Dealing with everything and not knowing what you’re doing, it’s like a comic bit, like the old cartoons….Oh my God, what am I going to do about this? Who do I call? Of course it’s a pattern and now, now, I just do it automatically. I’ll just get somebody…

Donna Marie: If you had to tell other widows something about being a widow what would it be?

GWENDA: When you lose the person you’ve lived your life with, when I became a widow, I started on a new journey to finding out who Gwenda is now and I’m still on that one. It’s entirely new territory. Not completely new, what you’ve lived and who you are is there but it’s different now. You work on being your own best friend.

I couldn’t have said it better myself! Gwenda is right, your real work now is learning to be your own best friend. The Widow’s Recovery System is designed to help you become your own best friend.

It’s easy to get started.

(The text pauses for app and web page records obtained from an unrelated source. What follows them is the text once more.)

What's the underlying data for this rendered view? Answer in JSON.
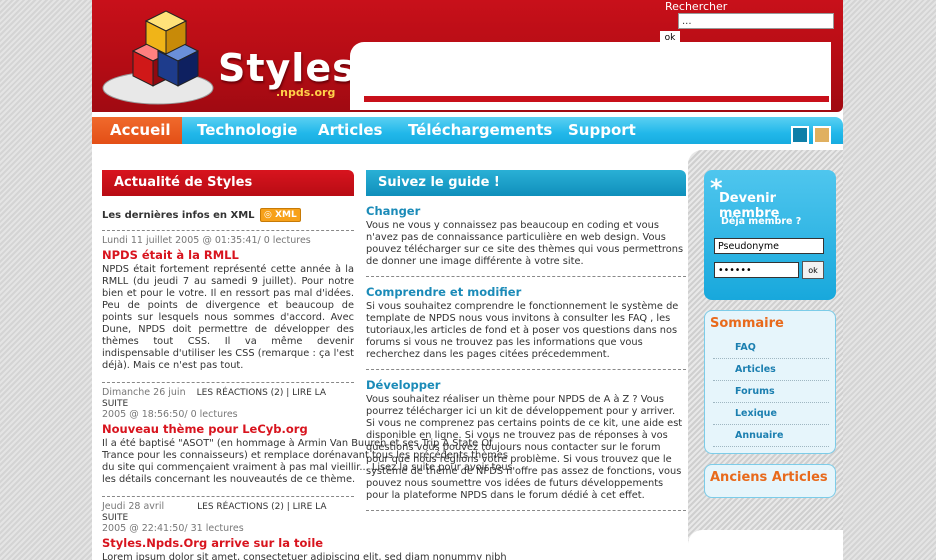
{
  "colors": {
    "brand_red": "#c8101a",
    "nav_blue": "#22b8ea",
    "accent_orange": "#e86a1c",
    "link_blue": "#1b8bb8"
  },
  "header": {
    "logo_text": "Styles",
    "logo_sub": ".npds.org",
    "search_label": "Rechercher",
    "search_value": "...",
    "search_button": "ok"
  },
  "nav": {
    "items": [
      "Accueil",
      "Technologie",
      "Articles",
      "Téléchargements",
      "Support"
    ],
    "active": "Accueil"
  },
  "news": {
    "title": "Actualité de Styles",
    "xml_line": "Les dernières infos en XML",
    "xml_badge": "XML",
    "items": [
      {
        "meta": "Lundi 11 juillet 2005 @ 01:35:41/ 0 lectures",
        "title": "NPDS était à la RMLL",
        "body": "NPDS était fortement représenté cette année à la RMLL (du jeudi 7 au samedi 9 juillet). Pour notre bien et pour le votre. Il en ressort pas mal d'idées. Peu de points de divergence et beaucoup de points sur lesquels nous sommes d'accord. Avec Dune, NPDS doit permettre de développer des thèmes tout CSS. Il va même devenir indispensable d'utiliser les CSS (remarque : ça l'est déjà). Mais ce n'est pas tout."
      },
      {
        "meta_date": "Dimanche 26 juin",
        "meta_links": "LES RÉACTIONS (2) | LIRE LA SUITE",
        "meta_time": "2005 @ 18:56:50/ 0 lectures",
        "title": "Nouveau thème pour LeCyb.org",
        "body": "Il a été baptisé \"ASOT\" (en hommage à Armin Van Buuren et ses Trip A State Of Trance pour les connaisseurs) et remplace dorénavant tous les précédents thèmes du site qui commençaient vraiment à pas mal vieillir... Lisez la suite pour avoir tous les détails concernant les nouveautés de ce thème."
      },
      {
        "meta_date": "Jeudi 28 avril",
        "meta_links": "LES RÉACTIONS (2) | LIRE LA SUITE",
        "meta_time": "2005 @ 22:41:50/ 31 lectures",
        "title": "Styles.Npds.Org arrive sur la toile",
        "body": "Lorem ipsum dolor sit amet, consectetuer adipiscing elit, sed diam nonummy nibh euismod tincidunt ut laoreet dolore magna aliquam erat volutpat. Ut wisi enim ad"
      }
    ]
  },
  "guide": {
    "title": "Suivez le guide !",
    "sections": [
      {
        "heading": "Changer",
        "body": "Vous ne vous y connaissez pas beaucoup en coding et vous n'avez pas de connaissance particulière en web design. Vous pouvez télécharger sur ce site des thèmes qui vous permettrons de donner une image différente à votre site."
      },
      {
        "heading": "Comprendre et modifier",
        "body": "Si vous souhaitez comprendre le fonctionnement le système de template de NPDS nous vous invitons à consulter les FAQ , les tutoriaux,les articles de fond et à poser vos questions dans nos forums si vous ne trouvez pas les informations que vous recherchez dans les pages citées précedemment."
      },
      {
        "heading": "Développer",
        "body": "Vous souhaitez réaliser un thème pour NPDS de A à Z ? Vous pourrez télécharger ici un kit de développement pour y arriver. Si vous ne comprenez pas certains points de ce kit, une aide est disponible en ligne. Si vous ne trouvez pas de réponses à vos questions vous pouvez toujours nous contacter sur le forum pour que nous réglions votre problème. Si vous trouvez que le système de thème de NPDS n'offre pas assez de fonctions, vous pouvez nous soumettre vos idées de futurs développements pour la plateforme NPDS dans le forum dédié à cet effet."
      }
    ]
  },
  "membre": {
    "star": "*",
    "title": "Devenir membre",
    "subtitle": "Déja membre ?",
    "user_value": "Pseudonyme",
    "pass_value": "••••••",
    "ok": "ok"
  },
  "sommaire": {
    "title": "Sommaire",
    "items": [
      "FAQ",
      "Articles",
      "Forums",
      "Lexique",
      "Annuaire"
    ]
  },
  "anciens": {
    "title": "Anciens Articles"
  }
}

  1. You set up a free phone call with me to talk about where you are in your widow’s journey and where you’d like to be. The whole program takes place in the privacy of your own home.
  2. You order the program online.
  3. You’ll receive the link to 7 Recovery Audio Recovery Courses that provide valuable insights. As you listen, you’ll learn about the different phases of grief and gain a deeper understanding about the challenges of your recovery and rebuilding process.
  4. Your Recovery Workbook has practical exercises to release grief and rebuild a compassionate relationship with YOURSELF step-by-step!
  5. I’ll be right here for you. Every other week, we’ll talk by phone, just the two of us, about how things are going. This gives you the support you need to move forward!
  6. And, you’ll receive unlimited email support for the full seven weeks of the program.

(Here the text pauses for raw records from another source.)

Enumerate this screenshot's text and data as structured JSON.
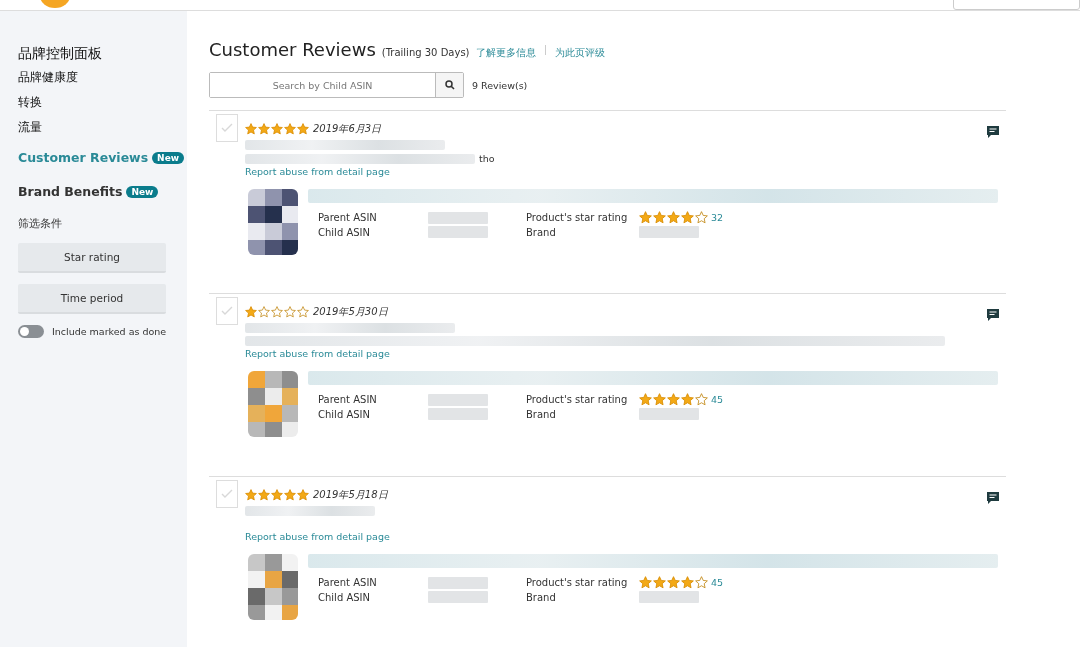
{
  "sidebar": {
    "items": [
      {
        "label": "品牌控制面板",
        "kind": "heading"
      },
      {
        "label": "品牌健康度",
        "kind": "link"
      },
      {
        "label": "转换",
        "kind": "link"
      },
      {
        "label": "流量",
        "kind": "link"
      },
      {
        "label": "Customer Reviews",
        "kind": "feature",
        "badge": "New",
        "selected": true
      },
      {
        "label": "Brand Benefits",
        "kind": "feature",
        "badge": "New",
        "selected": false
      }
    ],
    "filter_label": "筛选条件",
    "filter_buttons": [
      "Star rating",
      "Time period"
    ],
    "toggle": {
      "label": "Include marked as done",
      "on": false
    }
  },
  "header": {
    "title": "Customer Reviews",
    "subtitle": "(Trailing 30 Days)",
    "links": [
      "了解更多信息",
      "为此页评级"
    ]
  },
  "search": {
    "placeholder": "Search by Child ASIN"
  },
  "review_count": "9 Review(s)",
  "reviews": [
    {
      "checked": false,
      "stars": 5,
      "date": "2019年6月3日",
      "body_end": "tho",
      "report_link": "Report abuse from detail page",
      "product": {
        "parent_label": "Parent ASIN",
        "child_label": "Child ASIN",
        "rating_label": "Product's star rating",
        "rating": {
          "stars": 4
        },
        "rating_count": "32",
        "brand_label": "Brand"
      }
    },
    {
      "checked": false,
      "stars": 1,
      "date": "2019年5月30日",
      "report_link": "Report abuse from detail page",
      "product": {
        "parent_label": "Parent ASIN",
        "child_label": "Child ASIN",
        "rating_label": "Product's star rating",
        "rating": {
          "stars": 4
        },
        "rating_count": "45",
        "brand_label": "Brand"
      }
    },
    {
      "checked": false,
      "stars": 5,
      "date": "2019年5月18日",
      "report_link": "Report abuse from detail page",
      "product": {
        "parent_label": "Parent ASIN",
        "child_label": "Child ASIN",
        "rating_label": "Product's star rating",
        "rating": {
          "stars": 4
        },
        "rating_count": "45",
        "brand_label": "Brand"
      }
    }
  ]
}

Peeling Paint

It all started innocuously enough. The doorway to my rental apartment needed scraping and painting. No big deal, except that I put It off for a year so it was a bigger deal than it should have been. I went to the hardware store and bought a scraper (because I waited a year) and a quart of white exterior paint.

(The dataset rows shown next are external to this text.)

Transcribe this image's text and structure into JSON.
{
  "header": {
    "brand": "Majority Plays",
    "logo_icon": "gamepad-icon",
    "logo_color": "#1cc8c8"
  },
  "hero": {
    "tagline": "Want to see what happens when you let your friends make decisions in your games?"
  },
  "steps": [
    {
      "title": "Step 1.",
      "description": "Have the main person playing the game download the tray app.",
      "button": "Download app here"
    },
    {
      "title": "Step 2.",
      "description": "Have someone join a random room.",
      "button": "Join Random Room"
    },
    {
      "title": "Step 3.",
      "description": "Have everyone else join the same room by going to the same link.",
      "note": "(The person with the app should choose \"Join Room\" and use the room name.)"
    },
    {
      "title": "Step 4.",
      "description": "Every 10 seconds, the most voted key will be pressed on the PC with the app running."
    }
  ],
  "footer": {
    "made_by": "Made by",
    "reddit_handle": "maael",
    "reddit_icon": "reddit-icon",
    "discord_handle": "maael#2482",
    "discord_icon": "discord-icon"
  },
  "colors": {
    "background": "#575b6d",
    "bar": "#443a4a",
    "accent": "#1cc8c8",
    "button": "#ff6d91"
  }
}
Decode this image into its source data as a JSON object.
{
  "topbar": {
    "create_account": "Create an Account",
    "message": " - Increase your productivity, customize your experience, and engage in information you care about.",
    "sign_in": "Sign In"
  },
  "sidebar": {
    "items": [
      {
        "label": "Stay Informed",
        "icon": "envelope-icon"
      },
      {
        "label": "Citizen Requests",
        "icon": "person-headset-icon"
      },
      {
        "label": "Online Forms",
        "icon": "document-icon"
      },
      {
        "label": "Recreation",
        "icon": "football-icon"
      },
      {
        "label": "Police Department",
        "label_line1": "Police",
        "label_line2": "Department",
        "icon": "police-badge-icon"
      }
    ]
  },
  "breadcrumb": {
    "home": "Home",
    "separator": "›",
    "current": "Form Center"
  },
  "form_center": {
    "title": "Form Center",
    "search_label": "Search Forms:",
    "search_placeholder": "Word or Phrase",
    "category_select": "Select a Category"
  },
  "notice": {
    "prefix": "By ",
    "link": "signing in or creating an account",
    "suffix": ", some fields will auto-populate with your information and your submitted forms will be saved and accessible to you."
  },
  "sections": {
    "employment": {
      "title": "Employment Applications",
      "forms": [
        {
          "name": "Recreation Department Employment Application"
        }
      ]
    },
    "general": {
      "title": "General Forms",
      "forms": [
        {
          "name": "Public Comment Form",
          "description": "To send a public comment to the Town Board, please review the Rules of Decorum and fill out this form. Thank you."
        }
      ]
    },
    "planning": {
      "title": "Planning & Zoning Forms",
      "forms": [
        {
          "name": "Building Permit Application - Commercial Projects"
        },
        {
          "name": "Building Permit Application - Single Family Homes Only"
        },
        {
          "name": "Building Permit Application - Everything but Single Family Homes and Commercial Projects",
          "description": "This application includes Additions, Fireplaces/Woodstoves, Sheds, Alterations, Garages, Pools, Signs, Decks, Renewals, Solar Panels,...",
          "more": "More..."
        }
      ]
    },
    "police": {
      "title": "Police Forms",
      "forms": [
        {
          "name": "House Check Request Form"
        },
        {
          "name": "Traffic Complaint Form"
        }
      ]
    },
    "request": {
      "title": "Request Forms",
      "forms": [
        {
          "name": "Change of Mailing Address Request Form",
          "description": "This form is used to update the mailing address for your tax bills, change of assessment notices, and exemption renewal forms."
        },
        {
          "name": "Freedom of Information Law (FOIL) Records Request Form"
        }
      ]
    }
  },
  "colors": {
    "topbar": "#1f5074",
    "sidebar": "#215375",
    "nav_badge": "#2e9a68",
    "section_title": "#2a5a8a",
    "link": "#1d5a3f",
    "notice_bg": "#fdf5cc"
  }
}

But you know how these things work. First, if you think back to fingers on the blackboard in school, that’s what scrapers on wood sound like, so the next order of business was to find some earplugs. Fortunately, a local craft beer barkeep had just given me a new pair over the weekend! I went out for an IPA and couldn’t drink mine, until he gave me the plugs, because the local band wanted their music to reach Chicago.

Earplugs in, I went to work on the doorway, only to notice that the windowsill next to it was in even worse shape. So I got the stepladder and prepared it, too. But as the paint chips fell to the ground, I noticed that the brick foundation was also losing paint. Dang it! This went on all day until paint chips lay around my house like a bread-crumb trail.

As I spent the afternoon painting (which is a cathartic experience for me so I’m not sure why I put it off so much) I realized that home repair is a lot like life. We have these places inside ourselves that need attention but we put it off, fearing it will be too painful or take too long or bring up stuff we aren’t sure we can deal with. But when parts of us start hanging out at the seams, the day of reckoning comes. The irony is that we’re always better after we address our hidden selves and then we wonder why in the heck we waited so long!

Are there places in your life that  need sorting out?  The Widows’ Recovery System can help. Sign up now for a free sacred support call.